I was the “rock and roll guru” on a film called It’s Kind Of A Funny Story with Zach Galafinakis and Emma Roberts. I basically coached these actors who were supposed to be a band onstage how to be a convincing rock star. It was fun. As for the Sonic game I was just hired to come in and sing “Seven Rings In Hand” in the studio. I also played guitar on a ballad called “Worth A Chance” which has one mix with me signing and one with a different guy singing.
Does the term “guitar hero” mean something to you?
It’s a game – innit?
Yoko Kanno is probably not very famous among rock fans, how did you meet her? Can you tell us about her and the work you’ve done for her?
I met her back in 1998 or so. She had come to NYC to record some bits for her solo album “Song To Fly”. I was recommended to her when she wanted an American rock singer. So I came in and sang “Nowhere And Everywhere” and she loved it. We really hit it off as a working team so she asked if I would do a few more things later for a TV show she was writing music for (Cowboy Bebop).
The first thing I recorded was “Rain” then “Call Me Call Me” – which was sung live with a 30 piece orchestra. Then I did Wolf’s Rain music with her, most notably for me, “Could You Bite The Hand?” On that one she wanted me to sing but also overdub an acoustic on top of this Brazilian groove The Seatbelts had laid down as the track. I thought it sounded amazing and wondered why she wanted me to even play on it.
As I was fooling around in the control room with my guitar playing the song so I could learn the words she said – “Yes! That, right there…let’s record that!” and that is what the record became, just me and my Martin D-18 acoustic. The killer Seatbelts version has never been used. I also sang on the Cowboy Bebop: The Movie and Brain Powerd soundtracks as well as Maya Sakimoto’s solo album (“The Garden Of Everything” was our duet.)

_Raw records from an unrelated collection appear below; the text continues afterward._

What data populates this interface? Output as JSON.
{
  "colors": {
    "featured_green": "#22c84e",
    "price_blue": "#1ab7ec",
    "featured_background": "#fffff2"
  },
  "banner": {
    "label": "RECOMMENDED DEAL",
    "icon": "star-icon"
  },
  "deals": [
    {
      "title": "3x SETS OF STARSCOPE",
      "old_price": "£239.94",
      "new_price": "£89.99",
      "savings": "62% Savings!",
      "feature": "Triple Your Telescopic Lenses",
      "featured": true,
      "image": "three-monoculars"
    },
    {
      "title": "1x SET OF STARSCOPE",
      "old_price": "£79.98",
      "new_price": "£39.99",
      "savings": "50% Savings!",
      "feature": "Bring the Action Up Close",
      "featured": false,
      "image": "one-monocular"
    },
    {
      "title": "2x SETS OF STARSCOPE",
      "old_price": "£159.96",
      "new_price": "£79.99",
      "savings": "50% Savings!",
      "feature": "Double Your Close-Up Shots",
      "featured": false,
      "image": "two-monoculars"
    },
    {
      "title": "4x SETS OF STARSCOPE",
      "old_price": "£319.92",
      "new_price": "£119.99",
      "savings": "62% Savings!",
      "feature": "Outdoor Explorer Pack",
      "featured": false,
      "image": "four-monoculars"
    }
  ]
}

Let’s talk a bit about the NEW YORK DOLLS. What was your reaction when David and Sylvain offered you to be the band’s guitar player?
At first it was just supposed to be one gig but then a lot of calls started coming in for the band to play live so we kept going. It just morphed from a hired gun gig into a band, which is fine by me. I like being a band guy as opposed to somebody always negotiating a salary.
Were you worried about the fans reactions or comparisons with Johnny Thunders?
It was annoying at first but I got over it. Since I didn’t grow up a Thunders fan I couldn’t understand his cult not embracing the new guy. But ya know it’s silly, I am me and he was him, 2 unique individuals as players and people. I wasn’t really hired to “replace” him but to be the new Dolls guitar player.
It happened when Mick Taylor replaced Brian Jones and then when Ronnie Wood replaced Mick. It becomes The Stones Mach II…but it’s still the Stones. Same with the New York Dolls.
The new songs I’ve written and my role as guitarist with them on the past 2 albums wouldn’t have been the same with a player like Thunders – as I couldn’t have done what he did back in the early 70s.
You got the name “Crazy Truth” from a Bukowski poem, what are some of your favourite books and the last one you read?
I love all Bukowski’s books, Love Is A Dog From Hell, Hot Water Music, Play The Piano Like A Percussion Instrument…etc. I recently finished Confessions Of A Yakusa. I’m now reading the biography of Little Richard.
Do you plan on bringing The Crazy Truth to Europe?
It’s my goal and I’m working on it. It will take some effort but I love playing there because the audiences can be so attentive to your music. It’s different than the USA. I think we’re all a bit jaded over there.
Last but not least, where do you get your cool clothes?
Ha. Thrift stores, Daffy’s and sometimes places I can’t afford but you see these beautiful things in other countries when you’re on tour and you just gotta have it!